Records excerpted from a collection:

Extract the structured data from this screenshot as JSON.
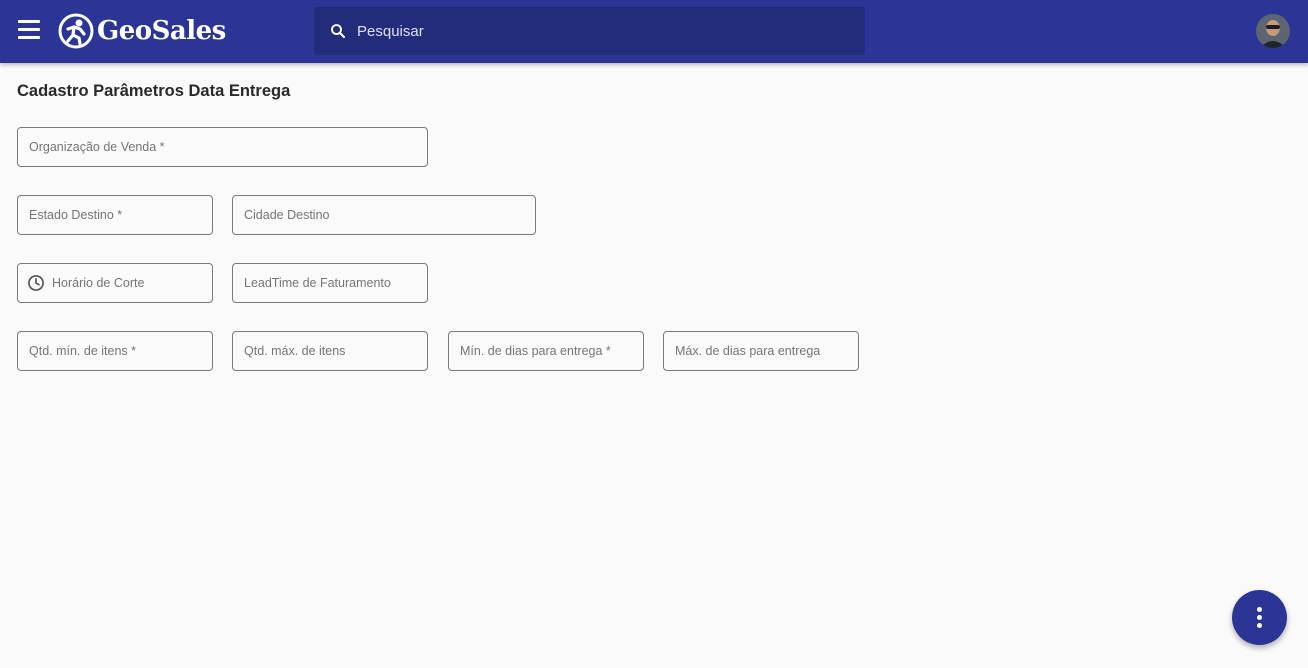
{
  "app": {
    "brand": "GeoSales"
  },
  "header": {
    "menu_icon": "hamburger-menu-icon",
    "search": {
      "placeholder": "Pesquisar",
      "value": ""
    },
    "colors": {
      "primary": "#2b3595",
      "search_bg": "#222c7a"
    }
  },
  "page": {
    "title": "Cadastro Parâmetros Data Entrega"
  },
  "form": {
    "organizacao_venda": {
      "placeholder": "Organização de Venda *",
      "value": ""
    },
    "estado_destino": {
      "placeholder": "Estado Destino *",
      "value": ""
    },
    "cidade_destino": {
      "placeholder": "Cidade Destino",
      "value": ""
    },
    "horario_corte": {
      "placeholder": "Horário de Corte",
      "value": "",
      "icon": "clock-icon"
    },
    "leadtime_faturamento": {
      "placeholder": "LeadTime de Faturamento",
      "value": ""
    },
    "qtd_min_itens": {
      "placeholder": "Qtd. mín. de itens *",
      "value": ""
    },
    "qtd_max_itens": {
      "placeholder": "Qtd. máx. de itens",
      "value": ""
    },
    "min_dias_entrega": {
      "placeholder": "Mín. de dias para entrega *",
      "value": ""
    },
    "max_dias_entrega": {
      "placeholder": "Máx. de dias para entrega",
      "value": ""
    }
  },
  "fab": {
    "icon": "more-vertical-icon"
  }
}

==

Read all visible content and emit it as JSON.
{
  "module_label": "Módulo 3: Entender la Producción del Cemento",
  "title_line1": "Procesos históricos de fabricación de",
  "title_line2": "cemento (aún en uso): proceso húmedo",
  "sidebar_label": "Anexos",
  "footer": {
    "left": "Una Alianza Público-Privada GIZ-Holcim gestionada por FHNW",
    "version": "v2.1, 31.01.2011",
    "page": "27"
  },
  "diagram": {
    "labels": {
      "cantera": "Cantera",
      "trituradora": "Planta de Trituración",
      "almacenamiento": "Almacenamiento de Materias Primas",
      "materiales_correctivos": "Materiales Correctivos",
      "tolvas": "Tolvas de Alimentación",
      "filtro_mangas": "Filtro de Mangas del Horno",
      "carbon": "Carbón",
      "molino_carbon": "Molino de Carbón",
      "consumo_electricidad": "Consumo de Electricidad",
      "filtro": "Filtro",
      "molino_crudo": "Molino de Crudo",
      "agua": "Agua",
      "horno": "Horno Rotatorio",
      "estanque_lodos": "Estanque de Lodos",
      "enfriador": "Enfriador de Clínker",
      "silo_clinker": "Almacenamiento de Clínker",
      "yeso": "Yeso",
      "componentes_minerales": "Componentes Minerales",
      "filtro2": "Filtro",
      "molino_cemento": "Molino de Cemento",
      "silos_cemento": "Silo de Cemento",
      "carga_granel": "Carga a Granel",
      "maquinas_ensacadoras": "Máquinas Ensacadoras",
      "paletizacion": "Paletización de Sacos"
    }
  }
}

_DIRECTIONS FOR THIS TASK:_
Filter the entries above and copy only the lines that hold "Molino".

_WRITTEN ANSWER:_
      "molino_carbon": "Molino de Carbón",
      "molino_crudo": "Molino de Crudo",
      "molino_cemento": "Molino de Cemento",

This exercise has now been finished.